I believe that this study does adequately address the issue the researchers attempted to initially analyze. The researchers focused their examination specifically on graduate students’ professional and personal relationships with same-gender and other gender major professors. Because they focused this study to only focus on this limited area, the study gives a very thorough analysis of the issue in this particular context. Additionally, I feel that due to the study’s exploratory nature, one strength of the design was that it incorporated both quantitative and qualitative research methods. This combination, I feel, helps to utilize the strengths of both method types by tapping into the “personal feelings” of the participant’s during their experiences while still keeping the results somewhat generalizable to other contexts. The study’s design also provided the opportunity to examine the issues from the participants' perspectives as well as test whether the hypothesized relationships were real in a statistical sense. This is typically very challenging to accomplish in one single study.

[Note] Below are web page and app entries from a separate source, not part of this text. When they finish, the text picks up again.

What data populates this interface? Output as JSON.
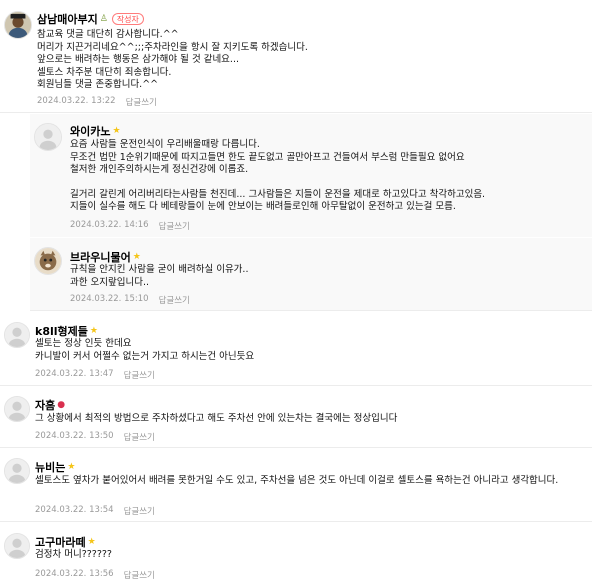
{
  "comments": [
    {
      "nickname": "삼남매아부지",
      "badge_icon": "bean-icon",
      "author_tag": "작성자",
      "lines": [
        "참교육 댓글 대단히 감사합니다.^^",
        "머리가 지끈거리네요^^;;;주차라인을 항시 잘 지키도록 하겠습니다.",
        "앞으로는 배려하는 행동은 삼가해야 될 것 같네요...",
        "셀토스 차주분 대단히 죄송합니다.",
        "회원님들 댓글 존중합니다.^^"
      ],
      "date": "2024.03.22. 13:22",
      "reply_label": "답글쓰기"
    },
    {
      "nickname": "와이카노",
      "badge_icon": "star-icon",
      "lines": [
        "요즘 사람들 운전인식이 우리배울때랑 다릅니다.",
        "무조건 법만 1순위기때문에 따지고들면 한도 끝도없고 골만아프고 건들여서 부스럼 만들필요 없어요",
        "철저한 개인주의하시는게 정신건강에 이롭죠.",
        "",
        "길거리 갈린게 어리버리타는사람들 천진데... 그사람들은 지들이 운전을 제대로 하고있다고 착각하고있음.",
        "지들이 실수를 해도 다 베테랑들이 눈에 안보이는 배려들로인해 아무탈없이 운전하고 있는걸 모름."
      ],
      "date": "2024.03.22. 14:16",
      "reply_label": "답글쓰기"
    },
    {
      "nickname": "브라우니물어",
      "badge_icon": "star-icon",
      "lines": [
        "규칙을 안지킨 사람을 굳이 배려하실 이유가..",
        "과한 오지랖입니다.."
      ],
      "date": "2024.03.22. 15:10",
      "reply_label": "답글쓰기"
    },
    {
      "nickname": "k8ll형제들",
      "badge_icon": "star-icon",
      "lines": [
        "셀토는 정상 인듯 한데요",
        "카니발이 커서 어쩔수 없는거 가지고 하시는건 아닌듯요"
      ],
      "date": "2024.03.22. 13:47",
      "reply_label": "답글쓰기"
    },
    {
      "nickname": "자흠",
      "badge_icon": "strawberry-icon",
      "lines": [
        "그 상황에서 최적의 방법으로 주차하셨다고 해도 주차선 안에 있는차는 결국에는 정상입니다"
      ],
      "date": "2024.03.22. 13:50",
      "reply_label": "답글쓰기"
    },
    {
      "nickname": "뉴비는",
      "badge_icon": "star-icon",
      "lines": [
        "셀토스도 옆차가 붙어있어서 배려를 못한거일 수도 있고, 주차선을 넘은 것도 아닌데 이걸로 셀토스를 욕하는건 아니라고 생각합니다."
      ],
      "date": "2024.03.22. 13:54",
      "reply_label": "답글쓰기"
    },
    {
      "nickname": "고구마라떼",
      "badge_icon": "star-icon",
      "lines": [
        "검정차 머니??????"
      ],
      "date": "2024.03.22. 13:56",
      "reply_label": "답글쓰기"
    }
  ]
}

However, others who believe primarily in quantitative research may see this combination as a limitation of the design. This is because the study’s generalizations to other graduate students may be viewed as faulty due to the small sample size, the limited number of departments sampled, as well as student characteristics they may not be indicative of the actual population. Additionally, the study’s design may not satisfy researchers who believe primarily in qualitative research because the study’s analyses lack a certain depth that is typically more apparent in “pure” qualitative research. Another limitation of the study occurs through the self-reporting nature of the data. It is difficult to absolutely confirm that what the participants said in the interviews are their true feelings about the issue. Finally, because the students selected their own major professors it is difficult to rule out alternative explanations for the findings.
Improvements to the current may include using a much larger and more diverse sample of students and major professors. I believe that further examinations of the effects different departments, degrees, ages, personalities, races, etc. have on the students’ responses would be very beneficial as well as insightful and should be pursued in future studies. Additionally, more in-depth qualitative and quantitative studies exploring the male and female graduate students’ experiences with their male and female major professors need to be undertaken in order to fortify the foundation of research so that a full understanding of the significance of these relationships can be determined.